Picture this: you live in the countryside in a picturesque cottage surrounded by acres and acres of woodland. It’s quiet, apart from the gentle rustle of leaves and distant mooing of cows. It’s 9pm and you’re just settling down for the evening, the dogs on que, are scratching at the door to be let out one last time before bedtime. You open the door and let them out, then sit back down in front of the fire. The T. V’s on and you’re watching QI; Sandi Toksvig mentions something about thousands of dogs going missing every year – it prompts you glance at your clock and you realise the dogs haven’t pawed at the door to be let back in yet. It’s been more than their usual 10 minutes.
You poke your head out the door and call their names only to be greeted by deathly silence. You shout again, this time a little louder. Nothing. The panic starts to settle in as you grab a torch from the utility room; it’s pitch black outside and minus 2. Trying not to panic you briskly walk to find your coat and run out the door. It’s only as you start heading towards the tree’s that you realise you don’t know which direction your two dogs went in and you suddenly find your hands on your head, stomach full of worry and a head full of despair.
Then you remember, you put the Pawfit device on them. You fumble in your pocket and grab out your phone, quickly tapping for the app. You can see which direction they went in and follow the GPS. They are moving quickly across the fields, but you can see where they are and which way they’re heading. A few minutes later, they split. You head for the closest dog, calling your wife on the way to grab the car. In the distance you see a filthy, wet and shaky dog running towards you. He’s cold, really cold. But he’s safe now. Your wife turns up and you bundle him into the car and set out to get the other one.
You recall there being an alarm and light feature on their Pawfit devices. As soon as you get closer to the area where your dog is, you set the alarm and turn the light on. Then you see it, the shining light of the device. You realise your dog is stuck in a ditch between a farm and a fence. He’s agitated, cold, wet and afraid. You note that you’ve never seen your dog look more relieved to see you. He is up to his waist in mud and can’t get out of the ditch. You get in and lift him out, holding him tight as you do so. It’s just occurred to you that had you not found him, he wouldn’t have lasted the night. Neither of them would.
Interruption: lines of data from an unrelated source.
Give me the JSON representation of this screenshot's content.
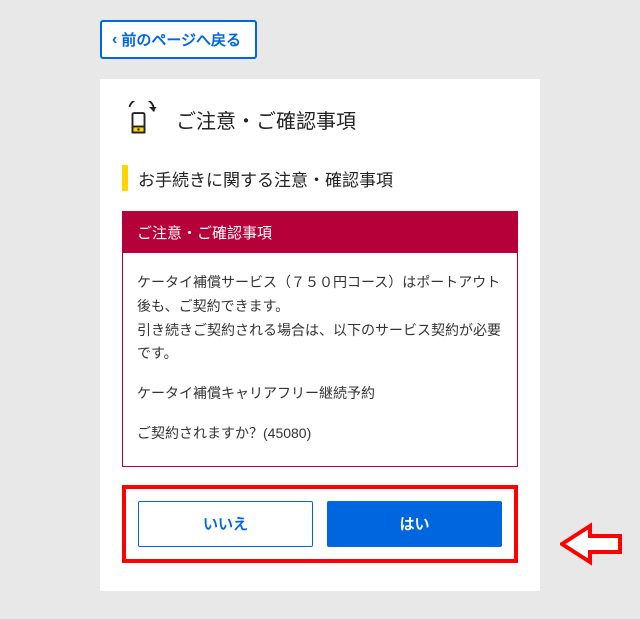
{
  "back_button": {
    "label": "前のページへ戻る"
  },
  "card": {
    "title": "ご注意・ご確認事項",
    "subhead": "お手続きに関する注意・確認事項"
  },
  "notice_box": {
    "header": "ご注意・ご確認事項",
    "p1": "ケータイ補償サービス（７５０円コース）はポートアウト後も、ご契約できます。",
    "p2": "引き続きご契約される場合は、以下のサービス契約が必要です。",
    "p3": "ケータイ補償キャリアフリー継続予約",
    "p4": "ご契約されますか？(45080)"
  },
  "buttons": {
    "no": "いいえ",
    "yes": "はい"
  }
}
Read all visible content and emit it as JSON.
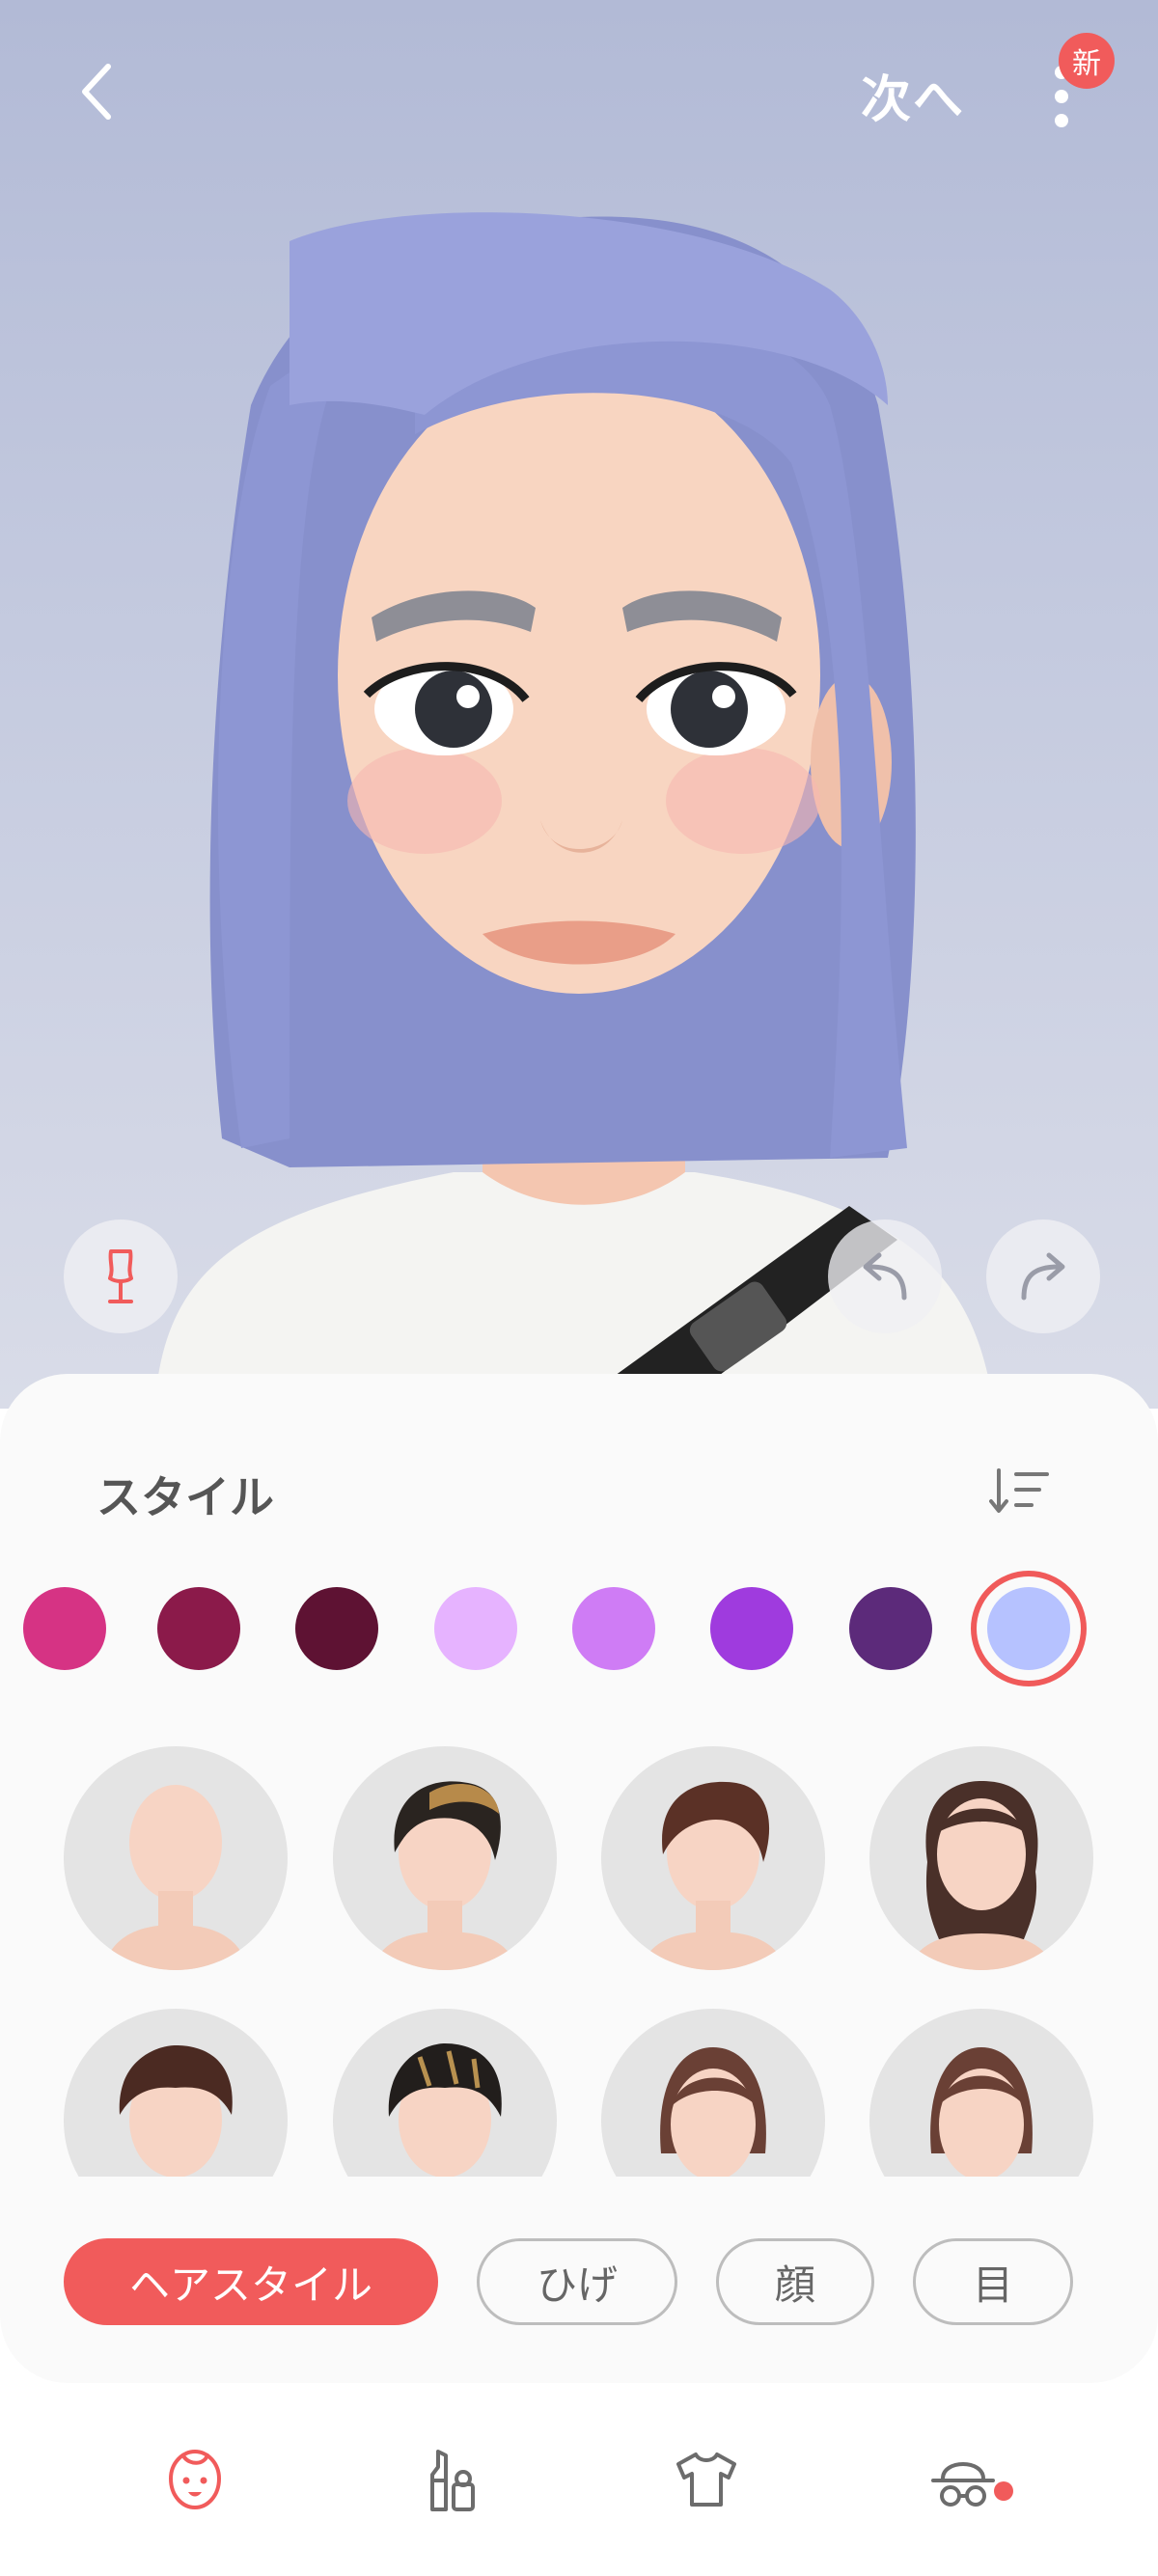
{
  "topbar": {
    "next_label": "次へ",
    "new_badge": "新"
  },
  "panel": {
    "title": "スタイル"
  },
  "colors": {
    "accent": "#f15b5b",
    "hair": "#8e98d4",
    "swatches": [
      "#d63384",
      "#8b1a4a",
      "#5e1233",
      "#e6b3ff",
      "#cf7cf5",
      "#9f3bde",
      "#5c2a7a",
      "#b6c2ff"
    ],
    "selected_swatch_index": 7
  },
  "hair_styles": [
    {
      "id": "bald"
    },
    {
      "id": "two-tone-swept"
    },
    {
      "id": "brown-swept"
    },
    {
      "id": "curly-bangs"
    },
    {
      "id": "short-brown"
    },
    {
      "id": "short-highlights"
    },
    {
      "id": "parted-bun"
    },
    {
      "id": "slick-bun"
    }
  ],
  "categories": {
    "hairstyle": "ヘアスタイル",
    "beard": "ひげ",
    "face": "顔",
    "eyes": "目"
  },
  "nav": {
    "items": [
      "face-icon",
      "makeup-icon",
      "clothing-icon",
      "accessory-icon"
    ],
    "active_index": 0
  }
}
Each year in the UK, thousands of dogs go missing from their warm, safe homes and their loving owners. Some, like the two dogs in our true story, might get spooked in their own gardens and runoff, others, might be on a walk and pick up a smell quicker than you can grab their lead. It can be devastating for the owner, as your dog is instantly at a higher risk of getting injured or worse.
Up until very recently, the only thing owners could really do was keep an eye on their pets as much as possible- which all pet owners will tell you – is easier said than done. However, things have changed, and technology has come up with a solution to help give owners peace of mind. GPS trackers for dogs (and cats). It’s one of the easiest and most effective ways to keep an eye on your pet at all times. The tracker in the device sends a live location back to the app on your phone, meaning you can follow exactly where they’re going.
Just like in the story, if your dog runs off, the Pawfit device allows you to track it in real time. It’s also the only device that allows you to sound the alarm and turn on the light feature too, along with calorie counting, step monitoring and temperature detection. Having a Pawfit device is the best way to make sure that if your pet ever does go missing, that you’re reunited with them quickly.